THE EDITED PRESS RELEASE: “Storage units hold possessions on pause from the outside world, objects capable of reconnecting us to a time or place. Hana Vu (born in 2000s California) grew up with her family making regular use of public storage spaces in Los Angeles, moving every few years, leaving a mix of the sacred and the mundane to sit inside concrete and steel. The 20-year-old musician sees the art of making and releasing songs in a similar sense: “These public expressions of thoughts, feelings, baggage, experiences that accumulate every year and fill little units such as ‘albums.’ ”
She lived next to one of these buildings when she started writing her full-length album Public Storage, and its towering presence lends a metaphor to a record that sounds far bigger than the bedroom it came from. The emotional chattels of these guitar-driven pop songs are scattered in different boxes, but they all belonged to one person at one point. Being left behind gives these vignettes a tone of brooding introspection. Across the album, Vu excavates an internal universe, loading and unpacking memories, moods, and imagined scenes with agency, charisma, and conviction.
Vu’s relationship with music began when she picked up a guitar her dad had lying around and taught herself to play. She’d wake up every day and listen to L.A.’s 8.7, home to ’90s and ’00s alternative rock; later in high school, she found the local DIY scene. She remembers, “A lot of my peer musicians were surf rock/punk type bands and so I tried to fit into that when I was gigging around.
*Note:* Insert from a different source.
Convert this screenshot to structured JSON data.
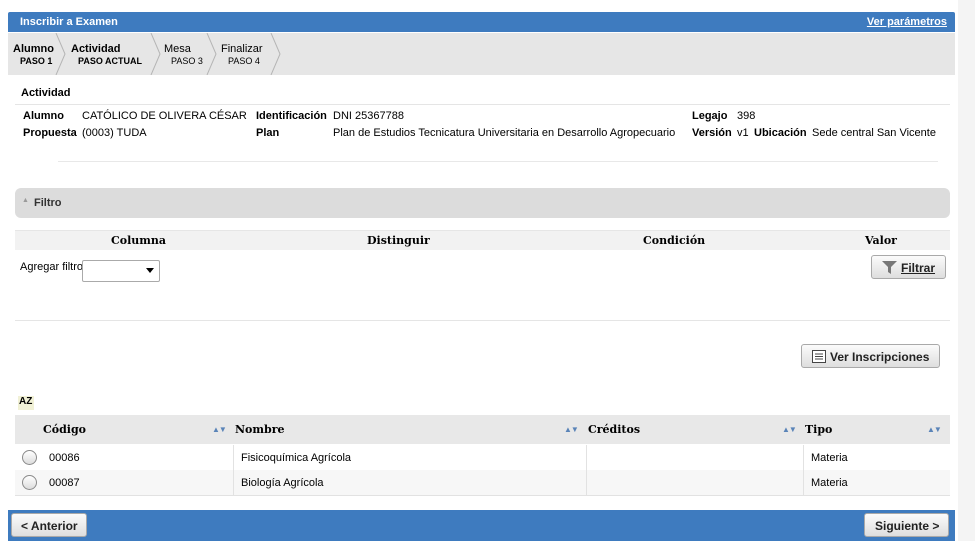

But what I was listening to at that time (St. Vincent, Sufjan Stevens) was very different from what I performed.” Ultimately she’d do her own thing, keeping a journal of bedroom pop experiments on Bandcamp, including a low-key Willow Smith collaboration and covers of The Cure and Phil Collins. She released a self-produced debut EP in 2018, followed by a double EP the next year.
Public Storage builds on the sound of Vu’s early work underscoring her strengths as a songwriter with a deeper sense of luster, sophistication, and urgency. She calls it “very invasive and intense sounding music,” refreshingly out of step with contemporary trends; this is music to engage with rather than lean back to. For the first time, she welcomes a co-producer, Jackson Phillips (Day Wave), who helps Vu create a vast, grainy, multifaceted world to stretch into vocally, her distinct contralto drifting freely between evocative low-lit ruminations and soulful, skyward bursts.
Vu opens the album fixed on a force that recurs throughout. She explains, “I am not religious but when writing these songs I imagined a sort of desolate character crying out to an ultimately punitive force for something more.” The first sounds we hear are charming: isolated piano keys cycle into warm strums and self-harmonies on April Fool, as Vu’s protagonist dismisses her surroundings and ability to communicate. The soft amber glow diffuses into the album’s title track, a darker, murkier, louder place. Vu rips through Public Storage with a series of defiant rejections (failure, family, magic) and cathartic demands (“here are my bruises / all my dents and my fuses / everything that I’ve got to prove”). It’s a rare and powerful display of vulnerability from a lyricist who favors the abstract over autobiographical.
Built on a disco synth pattern and grooving bass stabs, Aubade has the bright bounce of its morning namesake, cleverly at odds with its downbeat subject. The contrast continues on Keeper, a pulsating new wave cut, replete with soaring dreamy synths and a cooly snarling narrator, again challenging that force (“Are you my keeper / can you keep me woe”). Gutter returns to the grungy lowlight, with muscular guitar riffs striating above a bed of feedback, swelling alongside orchestral strings to a roaring finish (“I keep score and scream it in the dark / like you wanted”).
The back half of Public Storage features some of its most striking moments: the rhythmic, hook-heavy Everybody’s Birthday speaks to the evil absurdity of the present, the end of times. The night is red, the mood is blue, and her character’s shame is painted gold. Vu saves Maker for last, a final go at the existential. That long-lost trinket, enormously meaningful, buried at the bottom of a box at the back of the unit. Tender banjo plucks and piano keys serve as the base for Vu’s escalating harmonies, overcome by remorseful exhalations, the song culminates on the lines: “Save me oh my angel / are you angry / cos I’m not stronger and I crumble / oh that’s my nature / just like you.” In that address, in finding something lost along the way in too many shuffles from place to place, Vu finds a tarnished token of solace and a logical conclusion for Public Storage: We are all fucked up, scattered, prone to getting lost, and whoever, whatever made us is fucked up, scattered and lost too.”